Visitors here who are more interested in catching good sized fish and lots of them might consider reaching the river or pier just at dawn or even before and ambushing channel cats coming back downriver from a night of foraging. I've done that more than once. Or arrive just before dark and catch them heading upriver to feed. It can be no trick to use the same rigs baited with raw shrimp or cutbait, slightly crushed minnows or nightcrawlers and catch a dozen or so.

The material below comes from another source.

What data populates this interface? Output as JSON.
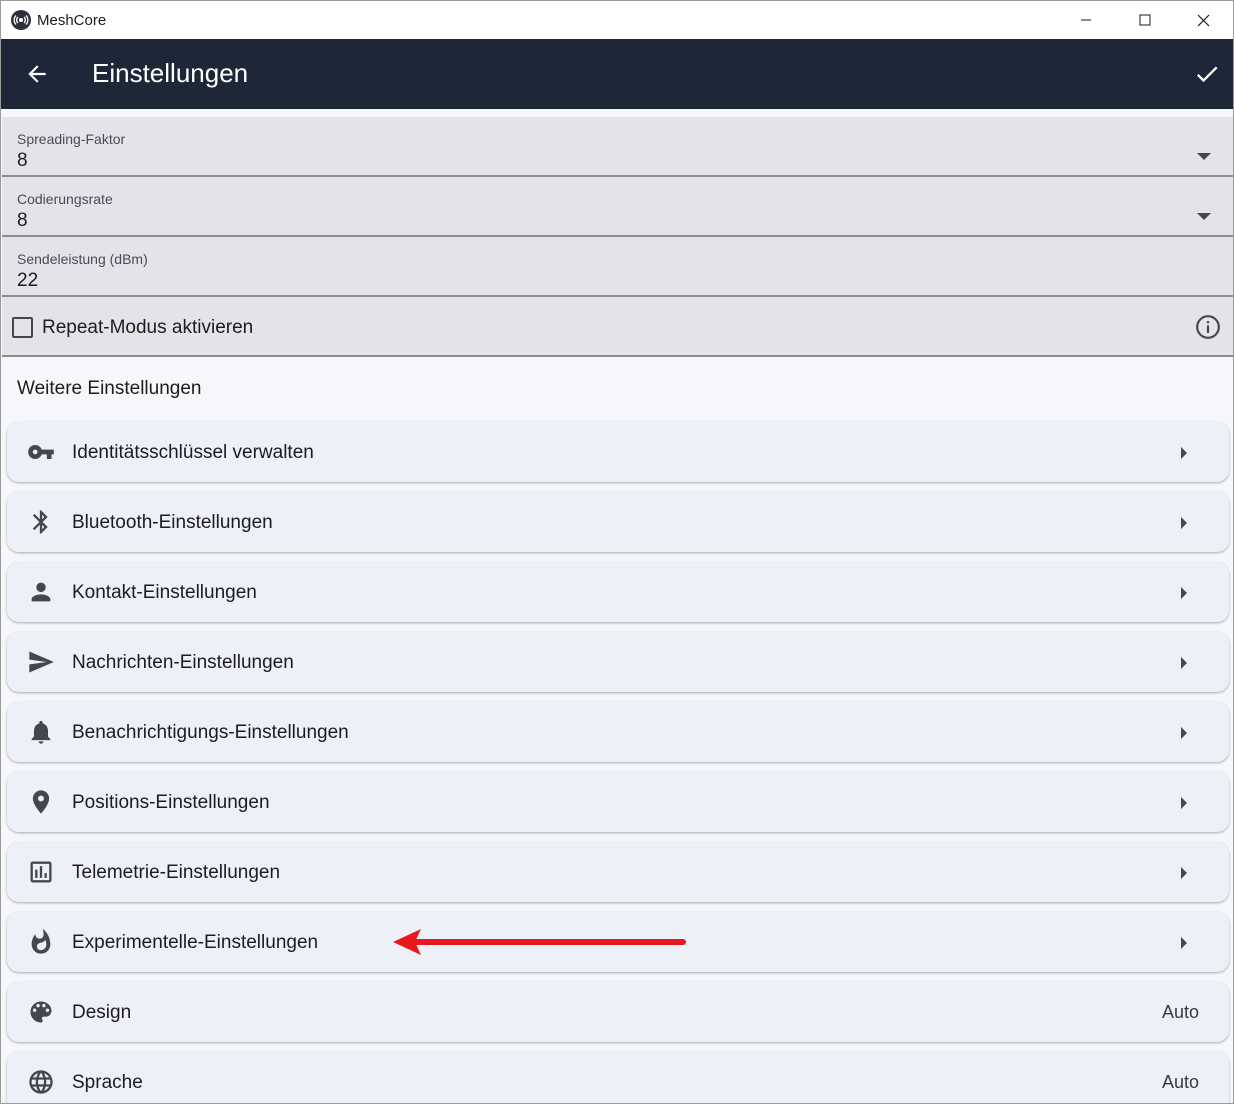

There are plenty of other places to fish on Erie, and one I visited first clear back in the 50's is Old Bay Bridge. It parallels U.S. 2 as it crosses Sandusky Bay, and to reach it you'll cross on U.S. 2, then take the first exit and double back. There's usually half a dozen or more cars here, good parking, and some like to take a small motor home there and fish for a couple of days. Here you'll catch cats, carp, sheepshead and perch along with the occasional smallmouth or largemouth bass.
Middle Harbor is another fair place to fish, and you can reach the lake from East Harbor State Park. There's a nice comfortable little fishing pier here, and while you're waiting for the usual bullheads, channel cats, carp, etc. to bite, it can be fun to watch for hordes of passing geese and occasional flights of cormorants, ducks and shore birds.
Catawba State Park on the northwest corner of Catawba Island can be productive, too. It has a nice cement pier and amenities from restrooms to a playground for kids. Don't fish it with nightcrawlers though, because the water swarms with round gobies who will instantly strip your bait. But fair sized pieces of raw shrimp should work along with cutbait and larger than usual minnows.
Finally, don't forget Mazurik and the Dempsey Access, both near Marblehead. The pair have plenty of parking and good sized fishing piers, nice places to relax and do some fishing. Or the river just outside Port Clinton which has comfortable fishing and easy access. It adds up to lazy fishing and little effort for often a decent or even good catch, reason enough to spend a pleasant summer morning up there.
Dick Martin is a free-lance writer from Shelby. Reach him at email@example.com. You can also visit his blog at outdoors withmartin.com.